Talking identity and Inferno with the modern day New Romantics.
In a dark venue in the heart of Camden, 1500 people are patiently waiting to follow a group of six into Hell. As the crowds make their way into the Electric Ballroom one October night, they’re greeted by masks stained with blood adorning the walls and makeshift cotton wool entrails hanging from the ceiling. Projected onto one of the walls there are distorted images playing on repeat, and as the lights of the venue begin to dim once the clock strikes half nine, the stage is bathed in red light and 20 unidentified naked bodies stand before the crowd smothered in body paint. If you were unaware of what was happening, you could be convinced that this was a 2017 reimagining of Dante’s journey to Hell and, well, that could be true. But only if Dante was a fan of post-punk glam-rock concerts…
The night in question is, of course, HMLTD’s sold-out London show, and it’s the debaucherous anarchic night out that your mum always worried about. “We wanted to create a completely immersive experience for our audience.” Frontman Henry tells me a few weeks later (they prefer first names, or sometimes singular letters as their Instagram captions show). Sitting on a sofa in an East London studio with guitarist James, I blurt out a confession that I now own a pretty thorough collection of paint-stained masks and glow sticks, having taken it upon myself to bring a souvenir (or ten) home from the show.

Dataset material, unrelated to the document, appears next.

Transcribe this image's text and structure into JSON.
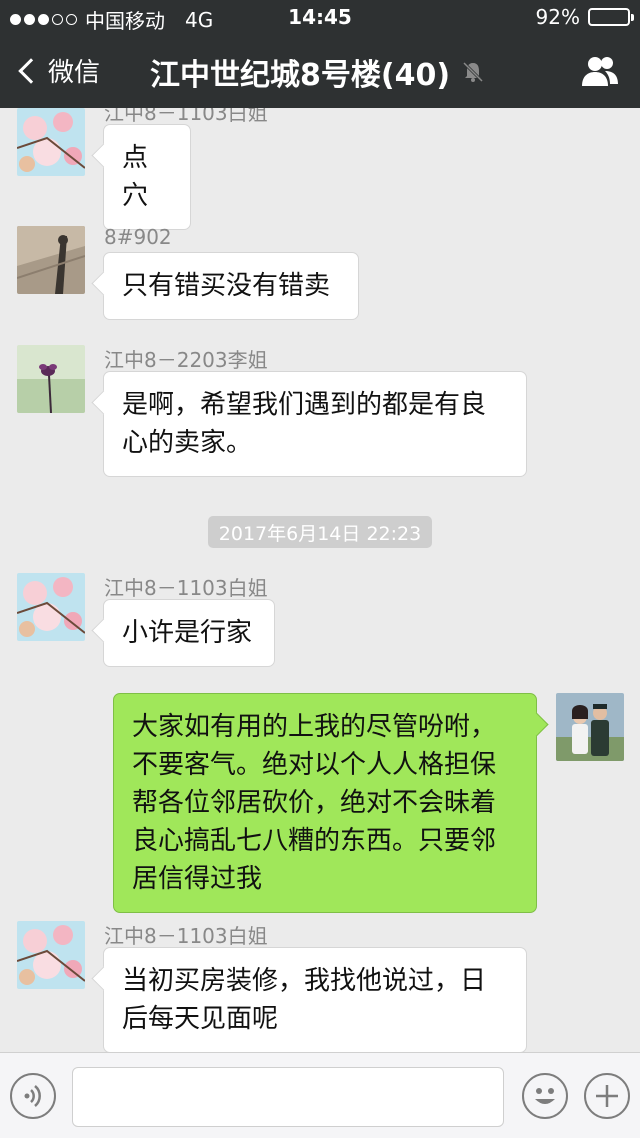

Luckily, they laugh in response. “We were thinking we should actually have said at the end of the gig ‘can everyone just take something.’” James smiles, “It would have saved us a lot of time clearing up afterwards…”
Forming around two and a half years ago, the band, who were formerly known as Happy Meal Ltd (“We hate the name Happy Meal. It’s satirical. We’re not interested in satire or irony, it’s not about that. So yeah, it’s HMLTD.”), each moved to London from small cities across Europe that they “respectively hated” in the search of something creative. Consisting of Henry, James, Duke, Achilleas, Nico and Zac, the sextet began making music together, and quickly became one of the most talked about bands around, thanks to their jaw-dropping live performances, experimental music and striking aesthetic.
Releasing 2016’s “Stained/Is This What You Wanted?”, HMLTD followed the two tracks up with “To The Door/Music!” and “Satan, Luella & I/ Kinkaku Ji” earlier this year, along with several time-limited tracks online. Each a fiercely rousing form of the group’s twisted, glittery alt-pop, it’s safe to say that their music is unlike anything else out there at the moment. “I think our sound is basically defined by the lack of a unifying genre which ties it all together. It’s about mish-mash.” Henry says. “I think that comes from the fact that there’s six people in the band all of whom are very different and all of whom have very different music tastes and so it’s kind of like a battle for your own voice to be heard which just ends in this bizarre montage.”
This difference also manifests itself in other aspects of the group, mainly their aesthetic, something that is almost impossible not to mention when talking about the band. Known for their androgynous style and bold outfits, Henry rejects how the way that they dress has been described as particularly radical. “I think it’s something that people have been doing for a really long time,” he tells me. “We’re obviously indebted to Club Kids and to New Romantics, so I think, to me, it points out how sterile culture is at the moment that people are even calling what we’re doing ‘avant-garde’ or ‘dangerous’. I feel like that’s just by virtue of this culture of norm-core that we have at this moment that this is considered avant-garde, when in actual fact people have been doing this since the 70s and 80s.”
“It’s just a kind of matter of identity,” he continues. “That’s how we like to dress, that’s how we feel. I’ve never, ever in my life felt like I wanted to wear jeans and a T-shirt, that’s just not something that would appeal to me and I feel very uncomfortable wearing those kinds of normal clothes. I feel most comfortable when I’ve got makeup on and kind of like flamboyant outfits. I mean ultimately we try and dress in a way which reflects each of our own individual identities. Even within that, there’s actually quite a lot of difference within the band. A lot more than I think people pick up on…”
It’s the sextet’s individual identities coming together which makes HMLTD such an original and captivating band - a brilliantly “bizarre montage”, if you will. I ask what we can expect from them in the future, but they’re careful not to give too much away. “If people want to find things, there are things that are gonna be happening. They just need to look and they need to have their eyes peeled.” Henry smiles. “I think at the moment we’ve been too open about what we’re doing.” James continues. “We’ve got a lot of things planned that some people know about and they’ll be very, very good fun. It’ll be the best things that we’ve done but we’re not going to give them to people, we want people to work to find things a bit…”
If you’re lucky enough to be in the know about these gigs, it’s certain that you are about to witness something special. Not just a chance to dance your heart out and scream lyrics in a randomer’s face, HMLTD’s shows are a kind of escapism, as you are literally transported into a world created by the group - whether it be Dante’s Inferno or somewhere else. “It’s not just about the music and we’ve never seen this as just about the music.” Henry tells me. “We’ve always seen it as a much wider thing. We want to create a world.” And we want to live in it.